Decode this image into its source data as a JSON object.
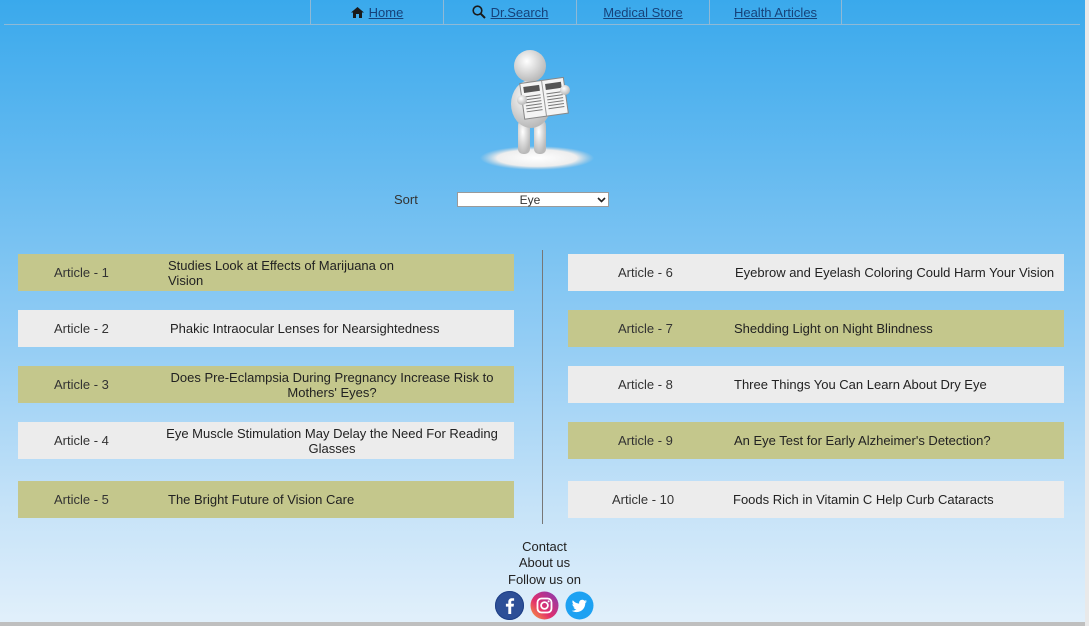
{
  "nav": {
    "items": [
      {
        "label": "Home",
        "icon": "home-icon"
      },
      {
        "label": "Dr.Search",
        "icon": "search-icon"
      },
      {
        "label": "Medical Store"
      },
      {
        "label": "Health Articles"
      }
    ]
  },
  "sort": {
    "label": "Sort",
    "selected": "Eye"
  },
  "articles": {
    "left": [
      {
        "num": "Article - 1",
        "title": "Studies Look at Effects of Marijuana on Vision"
      },
      {
        "num": "Article - 2",
        "title": "Phakic Intraocular Lenses for Nearsightedness"
      },
      {
        "num": "Article - 3",
        "title": "Does Pre-Eclampsia During Pregnancy Increase Risk to Mothers' Eyes?"
      },
      {
        "num": "Article - 4",
        "title": "Eye Muscle Stimulation May Delay the Need For Reading Glasses"
      },
      {
        "num": "Article - 5",
        "title": "The Bright Future of Vision Care"
      }
    ],
    "right": [
      {
        "num": "Article - 6",
        "title": "Eyebrow and Eyelash Coloring Could Harm Your Vision"
      },
      {
        "num": "Article - 7",
        "title": "Shedding Light on Night Blindness"
      },
      {
        "num": "Article - 8",
        "title": "Three Things You Can Learn About Dry Eye"
      },
      {
        "num": "Article - 9",
        "title": "An Eye Test for Early Alzheimer's Detection?"
      },
      {
        "num": "Article - 10",
        "title": "Foods Rich in Vitamin C Help Curb Cataracts"
      }
    ]
  },
  "footer": {
    "contact": "Contact",
    "about": "About us",
    "follow": "Follow us on",
    "social": [
      "facebook-icon",
      "instagram-icon",
      "twitter-icon"
    ]
  },
  "colors": {
    "olive_row": "#c4c78c",
    "grey_row": "#ececec",
    "nav_link": "#16427a"
  }
}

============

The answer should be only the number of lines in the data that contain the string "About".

* [EXPECTED OUTPUT]
2